- Mike Campbell contributes an extremely rare lead vocal on "I Don't Want to Fight", off 2010's Echo.
- Then drummer Stan Lynch sang lead on a Cover Version of The Count Five's "Psychotic Reaction" in concert c. early 1990s.
- Studio Chatter: Several times. One notable example is on an obscure B-side called "Heartbreakers Beach Party;" at the end Tom says: "All right, another modern classic."
- Surreal Music Video: "Don't Come Around Here No More" and "Runnin' Down a Dream."
- Take That!: "Zombie Zoo" is one to Goth culture.
- Throw the Dog a Bone: "Even the Losers" (...Get lucky sometime.)

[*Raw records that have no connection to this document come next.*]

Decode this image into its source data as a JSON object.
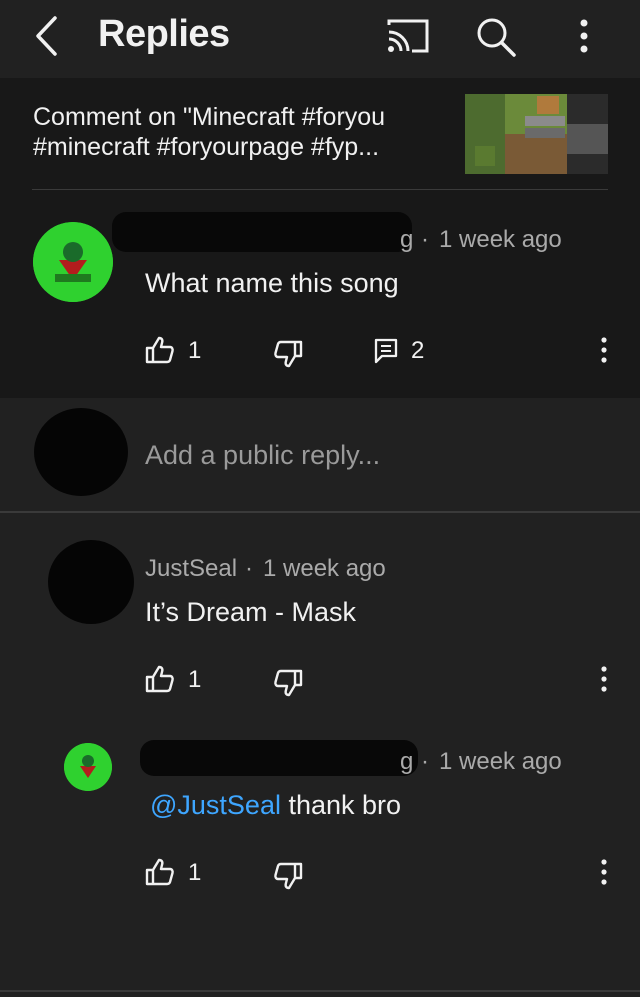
{
  "header": {
    "title": "Replies",
    "back_icon": "back-arrow-icon",
    "cast_icon": "cast-icon",
    "search_icon": "search-icon",
    "menu_icon": "more-vert-icon"
  },
  "context": {
    "title_line1": "Comment on \"Minecraft #foryou",
    "title_line2": "#minecraft #foryourpage #fyp..."
  },
  "comment": {
    "author_suffix": "g",
    "time": "1 week ago",
    "text": "What name this song",
    "likes": "1",
    "replies": "2"
  },
  "reply_input": {
    "placeholder": "Add a public reply..."
  },
  "replies": [
    {
      "author": "JustSeal",
      "time": "1 week ago",
      "text": "It’s Dream - Mask",
      "likes": "1"
    },
    {
      "author_suffix": "g",
      "time": "1 week ago",
      "mention": "@JustSeal",
      "text": "thank bro",
      "likes": "1"
    }
  ],
  "colors": {
    "background": "#212121",
    "highlight": "#181818",
    "mention": "#3ea6ff",
    "avatar": "#2fd12f"
  }
}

- Urban Legends: His song "American Girl." Because Petty came from Gainesville, home of the University of Florida, the story goes that he based it on a college girl jumping to her death from a balcony of Beaty Towers, the tallest dorms on campus that just happened to be right next to US 441 (the road is mentioned in the lyrics). Not true. Petty lived in Los Angeles at the time he wrote the song lyrics, he merely used 441 in the song as it fit the lyrics, and Beaty Towers doesn't have any balconies. There are no recorded suicide jumps from the towers during the years in question.
- World Gone Mad: Mentioned by name in "Yer So Bad:""In a world gone mad, yer so bad"